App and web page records
----

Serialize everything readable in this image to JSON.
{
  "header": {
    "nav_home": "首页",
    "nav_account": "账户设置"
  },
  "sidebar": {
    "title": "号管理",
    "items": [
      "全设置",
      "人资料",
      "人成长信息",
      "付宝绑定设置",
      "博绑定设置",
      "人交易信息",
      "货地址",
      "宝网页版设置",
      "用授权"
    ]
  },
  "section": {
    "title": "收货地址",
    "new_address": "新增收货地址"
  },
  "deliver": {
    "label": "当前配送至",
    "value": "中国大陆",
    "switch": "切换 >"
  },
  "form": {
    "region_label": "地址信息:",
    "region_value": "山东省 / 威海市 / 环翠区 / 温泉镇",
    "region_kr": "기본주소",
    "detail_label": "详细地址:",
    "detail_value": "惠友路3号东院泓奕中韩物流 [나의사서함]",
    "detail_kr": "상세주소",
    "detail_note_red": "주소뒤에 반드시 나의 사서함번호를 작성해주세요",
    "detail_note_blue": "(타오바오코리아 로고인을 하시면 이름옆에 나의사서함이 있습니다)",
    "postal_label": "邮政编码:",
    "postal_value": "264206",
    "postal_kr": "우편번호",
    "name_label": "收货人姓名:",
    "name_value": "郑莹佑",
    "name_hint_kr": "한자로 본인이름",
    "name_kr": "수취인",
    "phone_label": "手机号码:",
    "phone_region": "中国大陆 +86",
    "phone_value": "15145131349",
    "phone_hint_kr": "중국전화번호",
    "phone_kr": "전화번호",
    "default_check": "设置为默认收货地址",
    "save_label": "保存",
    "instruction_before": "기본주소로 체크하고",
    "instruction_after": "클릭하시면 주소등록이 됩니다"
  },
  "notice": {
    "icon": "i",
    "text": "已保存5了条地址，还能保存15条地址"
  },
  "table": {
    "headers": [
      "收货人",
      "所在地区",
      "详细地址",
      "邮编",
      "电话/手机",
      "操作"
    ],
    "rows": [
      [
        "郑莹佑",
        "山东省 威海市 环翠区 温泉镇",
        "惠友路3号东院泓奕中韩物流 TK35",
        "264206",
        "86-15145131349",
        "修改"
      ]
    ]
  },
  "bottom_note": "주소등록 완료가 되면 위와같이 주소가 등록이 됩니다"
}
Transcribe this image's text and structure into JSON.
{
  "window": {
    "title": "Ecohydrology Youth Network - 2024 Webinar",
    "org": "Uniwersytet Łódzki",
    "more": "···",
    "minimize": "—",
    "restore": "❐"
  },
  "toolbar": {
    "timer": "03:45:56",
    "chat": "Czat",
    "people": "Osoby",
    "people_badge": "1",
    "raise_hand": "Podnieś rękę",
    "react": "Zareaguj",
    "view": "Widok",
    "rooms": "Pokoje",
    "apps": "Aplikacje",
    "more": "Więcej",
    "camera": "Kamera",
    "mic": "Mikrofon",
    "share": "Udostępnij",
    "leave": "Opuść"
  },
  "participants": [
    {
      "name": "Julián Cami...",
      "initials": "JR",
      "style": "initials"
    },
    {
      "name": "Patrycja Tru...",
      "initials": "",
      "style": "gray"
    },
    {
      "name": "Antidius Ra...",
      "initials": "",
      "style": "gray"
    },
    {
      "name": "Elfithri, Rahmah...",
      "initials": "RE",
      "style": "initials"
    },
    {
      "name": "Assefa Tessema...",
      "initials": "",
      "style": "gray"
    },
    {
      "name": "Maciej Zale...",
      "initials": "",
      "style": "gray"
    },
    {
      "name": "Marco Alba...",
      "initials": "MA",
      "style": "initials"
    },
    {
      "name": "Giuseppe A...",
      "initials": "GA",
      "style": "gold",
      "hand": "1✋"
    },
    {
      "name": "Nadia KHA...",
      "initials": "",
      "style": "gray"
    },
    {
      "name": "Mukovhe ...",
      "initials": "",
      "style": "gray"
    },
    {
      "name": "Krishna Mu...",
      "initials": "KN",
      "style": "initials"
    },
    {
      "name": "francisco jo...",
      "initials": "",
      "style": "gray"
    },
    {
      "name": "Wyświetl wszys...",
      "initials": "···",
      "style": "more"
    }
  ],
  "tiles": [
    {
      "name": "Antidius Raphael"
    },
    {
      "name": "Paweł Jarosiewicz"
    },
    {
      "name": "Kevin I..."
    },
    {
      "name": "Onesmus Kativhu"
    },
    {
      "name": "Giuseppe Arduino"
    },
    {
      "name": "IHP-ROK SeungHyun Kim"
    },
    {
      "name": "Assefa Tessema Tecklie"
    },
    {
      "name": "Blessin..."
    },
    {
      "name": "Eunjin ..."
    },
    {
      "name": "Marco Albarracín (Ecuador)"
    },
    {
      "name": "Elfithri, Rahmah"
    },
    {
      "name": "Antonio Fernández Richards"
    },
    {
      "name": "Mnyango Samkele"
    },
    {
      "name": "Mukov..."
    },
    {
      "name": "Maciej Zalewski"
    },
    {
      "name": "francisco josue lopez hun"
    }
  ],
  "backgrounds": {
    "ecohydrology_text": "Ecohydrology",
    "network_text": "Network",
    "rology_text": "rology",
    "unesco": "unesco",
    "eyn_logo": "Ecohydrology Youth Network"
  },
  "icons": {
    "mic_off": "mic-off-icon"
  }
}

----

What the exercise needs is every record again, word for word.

Serialize everything readable in this image to JSON.
{
  "header": {
    "nav_home": "首页",
    "nav_account": "账户设置"
  },
  "sidebar": {
    "title": "号管理",
    "items": [
      "全设置",
      "人资料",
      "人成长信息",
      "付宝绑定设置",
      "博绑定设置",
      "人交易信息",
      "货地址",
      "宝网页版设置",
      "用授权"
    ]
  },
  "section": {
    "title": "收货地址",
    "new_address": "新增收货地址"
  },
  "deliver": {
    "label": "当前配送至",
    "value": "中国大陆",
    "switch": "切换 >"
  },
  "form": {
    "region_label": "地址信息:",
    "region_value": "山东省 / 威海市 / 环翠区 / 温泉镇",
    "region_kr": "기본주소",
    "detail_label": "详细地址:",
    "detail_value": "惠友路3号东院泓奕中韩物流 [나의사서함]",
    "detail_kr": "상세주소",
    "detail_note_red": "주소뒤에 반드시 나의 사서함번호를 작성해주세요",
    "detail_note_blue": "(타오바오코리아 로고인을 하시면 이름옆에 나의사서함이 있습니다)",
    "postal_label": "邮政编码:",
    "postal_value": "264206",
    "postal_kr": "우편번호",
    "name_label": "收货人姓名:",
    "name_value": "郑莹佑",
    "name_hint_kr": "한자로 본인이름",
    "name_kr": "수취인",
    "phone_label": "手机号码:",
    "phone_region": "中国大陆 +86",
    "phone_value": "15145131349",
    "phone_hint_kr": "중국전화번호",
    "phone_kr": "전화번호",
    "default_check": "设置为默认收货地址",
    "save_label": "保存",
    "instruction_before": "기본주소로 체크하고",
    "instruction_after": "클릭하시면 주소등록이 됩니다"
  },
  "notice": {
    "icon": "i",
    "text": "已保存5了条地址，还能保存15条地址"
  },
  "table": {
    "headers": [
      "收货人",
      "所在地区",
      "详细地址",
      "邮编",
      "电话/手机",
      "操作"
    ],
    "rows": [
      [
        "郑莹佑",
        "山东省 威海市 环翠区 温泉镇",
        "惠友路3号东院泓奕中韩物流 TK35",
        "264206",
        "86-15145131349",
        "修改"
      ]
    ]
  },
  "bottom_note": "주소등록 완료가 되면 위와같이 주소가 등록이 됩니다"
}
Transcribe this image's text and structure into JSON.
{
  "window": {
    "title": "Ecohydrology Youth Network - 2024 Webinar",
    "org": "Uniwersytet Łódzki",
    "more": "···",
    "minimize": "—",
    "restore": "❐"
  },
  "toolbar": {
    "timer": "03:45:56",
    "chat": "Czat",
    "people": "Osoby",
    "people_badge": "1",
    "raise_hand": "Podnieś rękę",
    "react": "Zareaguj",
    "view": "Widok",
    "rooms": "Pokoje",
    "apps": "Aplikacje",
    "more": "Więcej",
    "camera": "Kamera",
    "mic": "Mikrofon",
    "share": "Udostępnij",
    "leave": "Opuść"
  },
  "participants": [
    {
      "name": "Julián Cami...",
      "initials": "JR",
      "style": "initials"
    },
    {
      "name": "Patrycja Tru...",
      "initials": "",
      "style": "gray"
    },
    {
      "name": "Antidius Ra...",
      "initials": "",
      "style": "gray"
    },
    {
      "name": "Elfithri, Rahmah...",
      "initials": "RE",
      "style": "initials"
    },
    {
      "name": "Assefa Tessema...",
      "initials": "",
      "style": "gray"
    },
    {
      "name": "Maciej Zale...",
      "initials": "",
      "style": "gray"
    },
    {
      "name": "Marco Alba...",
      "initials": "MA",
      "style": "initials"
    },
    {
      "name": "Giuseppe A...",
      "initials": "GA",
      "style": "gold",
      "hand": "1✋"
    },
    {
      "name": "Nadia KHA...",
      "initials": "",
      "style": "gray"
    },
    {
      "name": "Mukovhe ...",
      "initials": "",
      "style": "gray"
    },
    {
      "name": "Krishna Mu...",
      "initials": "KN",
      "style": "initials"
    },
    {
      "name": "francisco jo...",
      "initials": "",
      "style": "gray"
    },
    {
      "name": "Wyświetl wszys...",
      "initials": "···",
      "style": "more"
    }
  ],
  "tiles": [
    {
      "name": "Antidius Raphael"
    },
    {
      "name": "Paweł Jarosiewicz"
    },
    {
      "name": "Kevin I..."
    },
    {
      "name": "Onesmus Kativhu"
    },
    {
      "name": "Giuseppe Arduino"
    },
    {
      "name": "IHP-ROK SeungHyun Kim"
    },
    {
      "name": "Assefa Tessema Tecklie"
    },
    {
      "name": "Blessin..."
    },
    {
      "name": "Eunjin ..."
    },
    {
      "name": "Marco Albarracín (Ecuador)"
    },
    {
      "name": "Elfithri, Rahmah"
    },
    {
      "name": "Antonio Fernández Richards"
    },
    {
      "name": "Mnyango Samkele"
    },
    {
      "name": "Mukov..."
    },
    {
      "name": "Maciej Zalewski"
    },
    {
      "name": "francisco josue lopez hun"
    }
  ],
  "backgrounds": {
    "ecohydrology_text": "Ecohydrology",
    "network_text": "Network",
    "rology_text": "rology",
    "unesco": "unesco",
    "eyn_logo": "Ecohydrology Youth Network"
  },
  "icons": {
    "mic_off": "mic-off-icon"
  }
}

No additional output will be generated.